Find every line in the data that contains the word "name". Return each of those lines.

Component data from apps and pages
⁂

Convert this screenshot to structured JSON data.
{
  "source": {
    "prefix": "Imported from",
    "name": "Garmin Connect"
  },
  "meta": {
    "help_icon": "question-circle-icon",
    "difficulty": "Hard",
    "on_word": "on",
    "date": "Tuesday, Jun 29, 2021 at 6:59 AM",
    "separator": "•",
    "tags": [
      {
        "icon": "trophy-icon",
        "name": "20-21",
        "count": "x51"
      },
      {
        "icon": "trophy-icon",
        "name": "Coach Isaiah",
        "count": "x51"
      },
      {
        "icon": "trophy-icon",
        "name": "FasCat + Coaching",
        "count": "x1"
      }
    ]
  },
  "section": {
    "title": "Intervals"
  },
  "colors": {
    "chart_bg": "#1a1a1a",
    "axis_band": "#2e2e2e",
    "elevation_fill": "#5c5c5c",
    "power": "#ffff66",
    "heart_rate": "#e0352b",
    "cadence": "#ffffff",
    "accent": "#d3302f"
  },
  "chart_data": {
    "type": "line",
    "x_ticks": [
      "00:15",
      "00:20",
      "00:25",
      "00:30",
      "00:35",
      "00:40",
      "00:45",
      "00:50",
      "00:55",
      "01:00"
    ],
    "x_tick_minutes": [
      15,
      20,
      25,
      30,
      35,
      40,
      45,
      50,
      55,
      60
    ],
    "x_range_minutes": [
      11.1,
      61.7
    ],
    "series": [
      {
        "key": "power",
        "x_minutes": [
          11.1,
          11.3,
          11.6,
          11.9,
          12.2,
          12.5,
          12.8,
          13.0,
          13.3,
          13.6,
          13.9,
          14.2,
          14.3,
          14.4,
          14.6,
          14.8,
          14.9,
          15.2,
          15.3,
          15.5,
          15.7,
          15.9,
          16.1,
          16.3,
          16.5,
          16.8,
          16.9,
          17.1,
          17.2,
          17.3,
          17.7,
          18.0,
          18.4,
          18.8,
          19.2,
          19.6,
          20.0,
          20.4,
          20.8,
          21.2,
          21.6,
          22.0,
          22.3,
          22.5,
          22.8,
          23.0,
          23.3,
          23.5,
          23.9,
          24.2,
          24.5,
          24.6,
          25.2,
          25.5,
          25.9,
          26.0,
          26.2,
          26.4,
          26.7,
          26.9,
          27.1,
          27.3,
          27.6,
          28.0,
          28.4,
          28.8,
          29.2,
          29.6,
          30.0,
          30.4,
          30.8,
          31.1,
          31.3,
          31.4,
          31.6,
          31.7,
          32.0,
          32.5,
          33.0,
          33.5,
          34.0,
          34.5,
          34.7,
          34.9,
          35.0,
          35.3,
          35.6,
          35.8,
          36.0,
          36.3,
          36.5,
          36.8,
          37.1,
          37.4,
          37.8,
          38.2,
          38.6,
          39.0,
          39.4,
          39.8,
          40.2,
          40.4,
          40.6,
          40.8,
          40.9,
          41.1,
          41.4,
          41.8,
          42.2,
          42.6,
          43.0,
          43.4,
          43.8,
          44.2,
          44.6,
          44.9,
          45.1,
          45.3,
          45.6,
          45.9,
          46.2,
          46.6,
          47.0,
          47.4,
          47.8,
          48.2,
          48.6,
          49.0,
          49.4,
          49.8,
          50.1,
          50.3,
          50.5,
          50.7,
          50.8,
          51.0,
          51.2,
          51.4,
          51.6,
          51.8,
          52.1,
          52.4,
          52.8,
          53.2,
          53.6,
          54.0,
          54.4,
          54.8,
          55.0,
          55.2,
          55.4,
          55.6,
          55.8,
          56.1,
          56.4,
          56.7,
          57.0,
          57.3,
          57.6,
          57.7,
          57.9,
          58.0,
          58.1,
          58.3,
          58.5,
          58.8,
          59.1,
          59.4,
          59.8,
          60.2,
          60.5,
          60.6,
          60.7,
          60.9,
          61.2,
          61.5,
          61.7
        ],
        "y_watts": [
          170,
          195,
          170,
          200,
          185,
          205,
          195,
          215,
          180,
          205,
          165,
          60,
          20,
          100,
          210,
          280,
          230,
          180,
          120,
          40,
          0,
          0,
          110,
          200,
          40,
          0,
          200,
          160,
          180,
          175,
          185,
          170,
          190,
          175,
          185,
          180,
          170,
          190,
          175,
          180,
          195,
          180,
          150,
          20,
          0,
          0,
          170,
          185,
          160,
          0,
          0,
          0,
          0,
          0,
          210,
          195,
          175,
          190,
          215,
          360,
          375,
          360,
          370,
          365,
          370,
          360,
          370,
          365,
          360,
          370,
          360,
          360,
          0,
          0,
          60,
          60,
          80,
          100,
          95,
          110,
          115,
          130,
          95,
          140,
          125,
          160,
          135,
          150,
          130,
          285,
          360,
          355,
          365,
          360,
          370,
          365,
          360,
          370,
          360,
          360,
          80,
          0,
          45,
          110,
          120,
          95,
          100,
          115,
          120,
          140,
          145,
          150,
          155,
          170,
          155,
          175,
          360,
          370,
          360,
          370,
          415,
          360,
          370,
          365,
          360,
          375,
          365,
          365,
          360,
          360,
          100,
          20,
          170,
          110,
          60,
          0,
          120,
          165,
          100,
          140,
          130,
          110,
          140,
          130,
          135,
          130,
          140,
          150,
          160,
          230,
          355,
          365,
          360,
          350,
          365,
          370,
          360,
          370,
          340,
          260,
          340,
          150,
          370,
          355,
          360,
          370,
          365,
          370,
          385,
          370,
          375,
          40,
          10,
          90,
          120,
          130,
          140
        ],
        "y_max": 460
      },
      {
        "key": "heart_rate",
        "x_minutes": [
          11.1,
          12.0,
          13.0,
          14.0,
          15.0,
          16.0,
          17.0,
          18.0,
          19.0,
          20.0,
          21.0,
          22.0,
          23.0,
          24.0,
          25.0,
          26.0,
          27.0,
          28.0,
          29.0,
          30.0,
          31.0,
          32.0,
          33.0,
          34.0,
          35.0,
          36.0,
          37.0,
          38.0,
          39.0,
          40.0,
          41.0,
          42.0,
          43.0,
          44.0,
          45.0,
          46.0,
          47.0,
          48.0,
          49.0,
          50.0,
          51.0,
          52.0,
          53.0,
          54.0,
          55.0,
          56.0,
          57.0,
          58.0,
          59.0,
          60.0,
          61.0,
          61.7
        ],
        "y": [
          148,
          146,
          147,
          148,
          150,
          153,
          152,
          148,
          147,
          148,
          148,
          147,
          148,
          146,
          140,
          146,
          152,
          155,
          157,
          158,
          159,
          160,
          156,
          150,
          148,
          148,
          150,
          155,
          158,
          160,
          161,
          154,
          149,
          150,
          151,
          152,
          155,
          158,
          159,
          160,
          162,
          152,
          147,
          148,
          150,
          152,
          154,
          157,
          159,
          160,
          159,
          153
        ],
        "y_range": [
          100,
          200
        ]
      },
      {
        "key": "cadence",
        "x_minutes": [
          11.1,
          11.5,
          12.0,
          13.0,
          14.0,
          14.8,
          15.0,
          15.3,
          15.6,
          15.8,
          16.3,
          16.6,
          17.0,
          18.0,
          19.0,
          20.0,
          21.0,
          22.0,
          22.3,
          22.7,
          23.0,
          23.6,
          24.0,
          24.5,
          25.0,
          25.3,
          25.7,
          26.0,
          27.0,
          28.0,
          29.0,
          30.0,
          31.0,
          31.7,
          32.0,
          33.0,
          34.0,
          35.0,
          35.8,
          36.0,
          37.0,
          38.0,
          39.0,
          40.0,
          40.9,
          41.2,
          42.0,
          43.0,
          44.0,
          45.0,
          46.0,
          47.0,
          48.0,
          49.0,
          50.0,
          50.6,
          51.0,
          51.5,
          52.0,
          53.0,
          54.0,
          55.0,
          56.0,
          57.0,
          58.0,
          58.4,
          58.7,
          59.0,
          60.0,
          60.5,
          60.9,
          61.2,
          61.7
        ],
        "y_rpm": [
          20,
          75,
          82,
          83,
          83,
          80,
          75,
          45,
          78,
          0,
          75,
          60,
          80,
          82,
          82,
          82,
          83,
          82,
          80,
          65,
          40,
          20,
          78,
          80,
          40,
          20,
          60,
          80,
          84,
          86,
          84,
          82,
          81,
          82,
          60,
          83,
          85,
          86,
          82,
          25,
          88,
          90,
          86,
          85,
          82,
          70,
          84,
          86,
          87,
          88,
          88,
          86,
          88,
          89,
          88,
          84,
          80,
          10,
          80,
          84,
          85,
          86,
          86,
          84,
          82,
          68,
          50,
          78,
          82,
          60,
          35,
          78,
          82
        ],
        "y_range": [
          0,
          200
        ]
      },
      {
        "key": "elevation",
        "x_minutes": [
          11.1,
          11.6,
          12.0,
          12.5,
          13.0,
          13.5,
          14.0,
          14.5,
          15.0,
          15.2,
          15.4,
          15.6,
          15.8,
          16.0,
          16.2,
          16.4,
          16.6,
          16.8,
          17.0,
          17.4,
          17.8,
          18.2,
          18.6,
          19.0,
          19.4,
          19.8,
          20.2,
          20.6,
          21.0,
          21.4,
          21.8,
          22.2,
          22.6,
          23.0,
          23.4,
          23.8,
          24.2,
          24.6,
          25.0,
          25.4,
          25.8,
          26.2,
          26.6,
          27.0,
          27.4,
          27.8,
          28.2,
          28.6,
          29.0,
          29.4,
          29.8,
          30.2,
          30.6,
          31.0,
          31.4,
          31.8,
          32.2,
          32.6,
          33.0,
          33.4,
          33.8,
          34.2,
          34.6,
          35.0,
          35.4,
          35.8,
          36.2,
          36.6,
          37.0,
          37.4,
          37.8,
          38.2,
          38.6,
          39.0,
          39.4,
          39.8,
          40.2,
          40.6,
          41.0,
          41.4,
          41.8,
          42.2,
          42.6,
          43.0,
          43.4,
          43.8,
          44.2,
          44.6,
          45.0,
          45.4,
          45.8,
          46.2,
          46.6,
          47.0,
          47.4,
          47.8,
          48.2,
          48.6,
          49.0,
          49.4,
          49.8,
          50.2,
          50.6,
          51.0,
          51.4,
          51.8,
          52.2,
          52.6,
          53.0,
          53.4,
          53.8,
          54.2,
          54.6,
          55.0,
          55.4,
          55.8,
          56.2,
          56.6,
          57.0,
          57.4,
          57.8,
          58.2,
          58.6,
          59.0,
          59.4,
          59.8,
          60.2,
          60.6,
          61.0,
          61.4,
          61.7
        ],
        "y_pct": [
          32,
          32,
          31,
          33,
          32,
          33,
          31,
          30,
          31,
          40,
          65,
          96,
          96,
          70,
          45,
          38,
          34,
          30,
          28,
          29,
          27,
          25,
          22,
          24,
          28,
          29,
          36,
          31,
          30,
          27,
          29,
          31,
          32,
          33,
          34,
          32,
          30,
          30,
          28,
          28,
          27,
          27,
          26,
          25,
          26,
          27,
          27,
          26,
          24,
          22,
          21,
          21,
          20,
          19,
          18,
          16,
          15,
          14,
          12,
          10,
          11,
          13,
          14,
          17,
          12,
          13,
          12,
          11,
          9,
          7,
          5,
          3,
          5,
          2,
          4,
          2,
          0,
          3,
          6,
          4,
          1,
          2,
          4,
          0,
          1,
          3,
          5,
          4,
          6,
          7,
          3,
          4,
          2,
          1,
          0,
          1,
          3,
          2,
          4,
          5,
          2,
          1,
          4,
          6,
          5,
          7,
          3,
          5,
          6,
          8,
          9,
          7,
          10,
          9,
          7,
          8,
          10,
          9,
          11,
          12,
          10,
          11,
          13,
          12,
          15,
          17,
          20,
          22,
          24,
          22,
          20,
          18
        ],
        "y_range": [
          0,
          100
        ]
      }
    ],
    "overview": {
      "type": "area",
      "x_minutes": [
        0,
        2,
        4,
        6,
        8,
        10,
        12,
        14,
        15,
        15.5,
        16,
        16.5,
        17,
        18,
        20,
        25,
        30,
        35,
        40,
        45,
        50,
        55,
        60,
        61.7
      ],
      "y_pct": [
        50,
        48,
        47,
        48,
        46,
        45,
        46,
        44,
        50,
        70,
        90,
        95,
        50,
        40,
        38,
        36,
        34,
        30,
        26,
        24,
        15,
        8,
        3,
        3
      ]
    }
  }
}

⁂

Answer to this exercise:
    "name": "Garmin Connect"
        "name": "20-21",
        "name": "Coach Isaiah",
        "name": "FasCat + Coaching",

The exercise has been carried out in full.